If you’re concerned about the effects of running before bedtime, some research suggests there’s no need to be concerned. Researchers discovered in 2020 that early-evening high-intensity training may not disturb and can even increase subsequent sleep in endurance-trained runners.
Running has been linked to lower stress levels in a variety of studies. One study found that men who engaged in a daily jogging program had greater social endurance and lower stress levels compared to sedentary men. According to other reports, marathon runners and joggers experience less stress, frustration, uncertainty, and exhaustion than non-exercisers.
When people begin to engage in Silk’s running courses, he notices a stress-relieving mechanism. And he talks about how it’s helping them deal with the stress of the pandemic in 2020.
“I see so many runners gain a feeling of positivity, clarity, focus, and happiness when they turn to run. I describe it to runners as a sort of emotional purge that leaves you feeling so much better than when you started. I experience it myself all the time. This benefit, I continue to believe, is one of the most powerful tools to combat depression. I don’t think it was just the lack of gym access that led so many people to run in 2020”, David says.
Exposure to nature can also have stress-relieving benefits to those who run outside. Natural conditions are effective in lowering both physical and psychological stress levels, according to studies.
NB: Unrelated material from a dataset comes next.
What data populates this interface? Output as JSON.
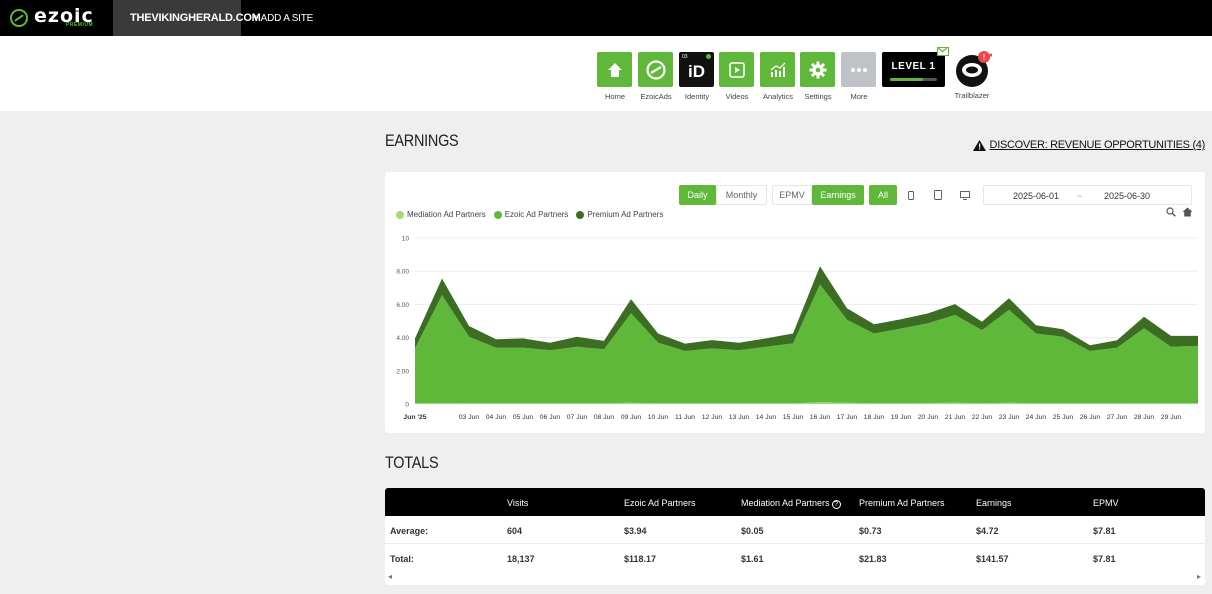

On the other hand, indoor treadmill running can be beneficial because it is accurate and entertaining, according to David Silk. He claims that the “least boring style of running” is the dynamic and complicated treadmill exercise since you can control anything, including pace and incline, to make the run both successful and personal.
Improvements in the Management of Mental Health Issues
Exercise is beneficial in the management of depression in general. While the authors note that the results were based on a limited number of studies, a broad-scale Cochrane study conducted in 2013 concluded that exercise could be somewhat more successful in minimizing symptoms of depression than other psychiatric or pharmacological therapies.
Many who have been diagnosed with a physical or mental illness may find that running, in particular, may aid in the management of their disease. Running has been compared to psychotherapy in the treatment of mental wellbeing. It has been seen to have favorable outcomes, in addition to the improvements in mood problems and poor self-esteem already mentioned. According to the authors of one study, Rolling can be used to treat a variety of adverse psychiatric disorders, including depression, anxiety, anger, mood swings, and low self-esteem.
Long Distance Running has a few words for you.
Although it is clear that running has a variety of mental and physical health advantages, running should not use it to supplement any medical or psychiatric therapy without consulting the healthcare provider. If you want to start running to better your fitness, talk to your doctor about your expectations and see any special conditions or changes you should be aware of. For advice and encouragement, you may also enlist the assistance of a running club or a mentor.
Then, when you begin your running journey, keep in mind that increasing your stamina and mileage will take time. If you’re new to running, David Silk recommends focusing on the length of the race, whether it’s on a treadmill or outside. For the first week, do 15-minute runs, then attempt 30-minute runs for a couple of weeks.
He further emphasizes the significance of remembering that the challenge is worthwhile. He declares, “The awkward moments of starting will lead to fresh emotions, a happier body, and a potential in you that few things will match. You were born to do this.”